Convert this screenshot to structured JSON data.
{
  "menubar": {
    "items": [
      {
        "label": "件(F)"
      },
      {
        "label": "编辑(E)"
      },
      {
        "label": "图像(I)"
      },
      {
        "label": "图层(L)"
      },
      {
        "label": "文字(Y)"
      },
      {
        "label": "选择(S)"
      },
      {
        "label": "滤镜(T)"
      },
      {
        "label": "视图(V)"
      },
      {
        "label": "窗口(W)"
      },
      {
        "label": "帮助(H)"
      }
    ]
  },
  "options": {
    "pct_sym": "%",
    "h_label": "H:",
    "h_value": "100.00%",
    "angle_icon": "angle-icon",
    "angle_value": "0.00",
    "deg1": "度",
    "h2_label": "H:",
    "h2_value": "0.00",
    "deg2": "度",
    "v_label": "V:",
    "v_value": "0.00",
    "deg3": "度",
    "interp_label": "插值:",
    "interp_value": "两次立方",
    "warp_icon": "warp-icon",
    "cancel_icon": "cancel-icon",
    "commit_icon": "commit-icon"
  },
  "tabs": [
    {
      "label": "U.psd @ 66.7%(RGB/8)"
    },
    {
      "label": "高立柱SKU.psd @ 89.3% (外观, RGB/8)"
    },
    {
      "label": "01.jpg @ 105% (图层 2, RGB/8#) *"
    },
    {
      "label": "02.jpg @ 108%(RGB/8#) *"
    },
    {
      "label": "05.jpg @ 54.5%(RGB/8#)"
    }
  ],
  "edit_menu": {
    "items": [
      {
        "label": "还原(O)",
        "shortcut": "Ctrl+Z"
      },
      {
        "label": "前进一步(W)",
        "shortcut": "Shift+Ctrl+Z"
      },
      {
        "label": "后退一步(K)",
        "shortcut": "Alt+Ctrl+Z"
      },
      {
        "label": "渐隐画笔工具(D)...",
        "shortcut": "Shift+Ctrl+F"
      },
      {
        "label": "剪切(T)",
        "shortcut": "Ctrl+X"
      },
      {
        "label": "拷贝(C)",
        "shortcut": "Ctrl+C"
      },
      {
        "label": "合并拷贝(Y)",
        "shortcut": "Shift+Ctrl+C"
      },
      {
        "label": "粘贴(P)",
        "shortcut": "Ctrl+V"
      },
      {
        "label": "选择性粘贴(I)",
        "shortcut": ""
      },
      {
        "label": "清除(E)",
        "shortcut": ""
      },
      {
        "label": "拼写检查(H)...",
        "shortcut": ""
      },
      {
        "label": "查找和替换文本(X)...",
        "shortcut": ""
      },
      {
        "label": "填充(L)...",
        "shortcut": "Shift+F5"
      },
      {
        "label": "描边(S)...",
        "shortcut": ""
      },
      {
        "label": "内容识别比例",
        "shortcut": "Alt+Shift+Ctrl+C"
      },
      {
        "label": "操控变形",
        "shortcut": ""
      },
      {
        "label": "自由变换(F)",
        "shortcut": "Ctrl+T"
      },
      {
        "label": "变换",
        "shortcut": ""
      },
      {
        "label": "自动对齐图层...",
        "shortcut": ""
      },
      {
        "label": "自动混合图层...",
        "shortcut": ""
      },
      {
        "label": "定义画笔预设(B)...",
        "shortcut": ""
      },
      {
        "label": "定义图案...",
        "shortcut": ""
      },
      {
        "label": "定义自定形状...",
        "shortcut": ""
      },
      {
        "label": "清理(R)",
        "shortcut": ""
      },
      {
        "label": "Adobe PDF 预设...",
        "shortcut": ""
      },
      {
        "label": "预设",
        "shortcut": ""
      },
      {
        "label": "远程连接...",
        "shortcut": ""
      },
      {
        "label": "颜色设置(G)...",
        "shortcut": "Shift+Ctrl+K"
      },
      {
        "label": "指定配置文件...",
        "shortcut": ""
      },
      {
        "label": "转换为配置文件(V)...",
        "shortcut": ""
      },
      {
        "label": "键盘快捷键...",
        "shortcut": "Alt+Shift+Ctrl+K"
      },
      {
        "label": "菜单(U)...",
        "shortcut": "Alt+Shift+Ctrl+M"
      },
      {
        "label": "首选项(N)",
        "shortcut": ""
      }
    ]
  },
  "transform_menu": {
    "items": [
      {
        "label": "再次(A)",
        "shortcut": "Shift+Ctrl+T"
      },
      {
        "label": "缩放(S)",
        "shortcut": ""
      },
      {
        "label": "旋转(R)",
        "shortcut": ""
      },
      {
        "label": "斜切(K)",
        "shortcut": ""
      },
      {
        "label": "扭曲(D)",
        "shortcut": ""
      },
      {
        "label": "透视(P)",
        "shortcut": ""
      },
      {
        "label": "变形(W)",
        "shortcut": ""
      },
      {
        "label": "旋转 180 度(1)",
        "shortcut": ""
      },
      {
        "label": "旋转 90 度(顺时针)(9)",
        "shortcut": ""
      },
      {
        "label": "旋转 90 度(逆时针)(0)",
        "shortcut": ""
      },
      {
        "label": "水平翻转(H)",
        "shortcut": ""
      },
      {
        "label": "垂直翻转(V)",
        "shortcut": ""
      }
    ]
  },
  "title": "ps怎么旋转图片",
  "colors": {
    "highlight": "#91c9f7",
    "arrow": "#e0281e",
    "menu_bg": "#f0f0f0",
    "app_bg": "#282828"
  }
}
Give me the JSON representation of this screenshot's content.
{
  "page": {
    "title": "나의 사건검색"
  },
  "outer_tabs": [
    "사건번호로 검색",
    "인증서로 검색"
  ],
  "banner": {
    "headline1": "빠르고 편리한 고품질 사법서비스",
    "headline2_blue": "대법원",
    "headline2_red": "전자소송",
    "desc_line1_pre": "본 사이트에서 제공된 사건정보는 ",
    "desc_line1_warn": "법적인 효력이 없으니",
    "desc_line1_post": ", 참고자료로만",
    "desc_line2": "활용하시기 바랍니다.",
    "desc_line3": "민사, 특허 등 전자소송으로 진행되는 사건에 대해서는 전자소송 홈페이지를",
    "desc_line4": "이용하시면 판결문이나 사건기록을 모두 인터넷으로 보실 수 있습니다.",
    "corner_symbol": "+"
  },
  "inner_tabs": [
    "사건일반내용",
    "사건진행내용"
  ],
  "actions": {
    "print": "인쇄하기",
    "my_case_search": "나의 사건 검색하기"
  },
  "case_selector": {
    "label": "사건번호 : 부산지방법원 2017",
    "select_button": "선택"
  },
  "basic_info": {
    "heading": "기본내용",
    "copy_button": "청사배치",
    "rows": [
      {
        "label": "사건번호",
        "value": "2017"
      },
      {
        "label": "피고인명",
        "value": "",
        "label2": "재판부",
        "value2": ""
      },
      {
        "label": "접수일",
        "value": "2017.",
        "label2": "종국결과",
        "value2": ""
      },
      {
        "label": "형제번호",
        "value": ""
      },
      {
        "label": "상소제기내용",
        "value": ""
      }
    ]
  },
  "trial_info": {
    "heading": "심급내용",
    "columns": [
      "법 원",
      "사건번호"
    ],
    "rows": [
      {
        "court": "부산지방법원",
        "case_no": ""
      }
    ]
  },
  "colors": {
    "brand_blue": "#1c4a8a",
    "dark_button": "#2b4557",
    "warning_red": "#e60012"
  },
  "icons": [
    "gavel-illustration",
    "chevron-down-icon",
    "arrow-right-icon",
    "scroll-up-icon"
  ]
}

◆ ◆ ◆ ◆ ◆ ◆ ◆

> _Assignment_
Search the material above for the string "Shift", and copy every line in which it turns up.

> _Result of this exercise_
        "shortcut": "Shift+Ctrl+Z"
        "shortcut": "Shift+Ctrl+F"
        "shortcut": "Shift+Ctrl+C"
        "shortcut": "Shift+F5"
        "shortcut": "Alt+Shift+Ctrl+C"
        "shortcut": "Shift+Ctrl+K"
        "shortcut": "Alt+Shift+Ctrl+K"
        "shortcut": "Alt+Shift+Ctrl+M"
        "shortcut": "Shift+Ctrl+T"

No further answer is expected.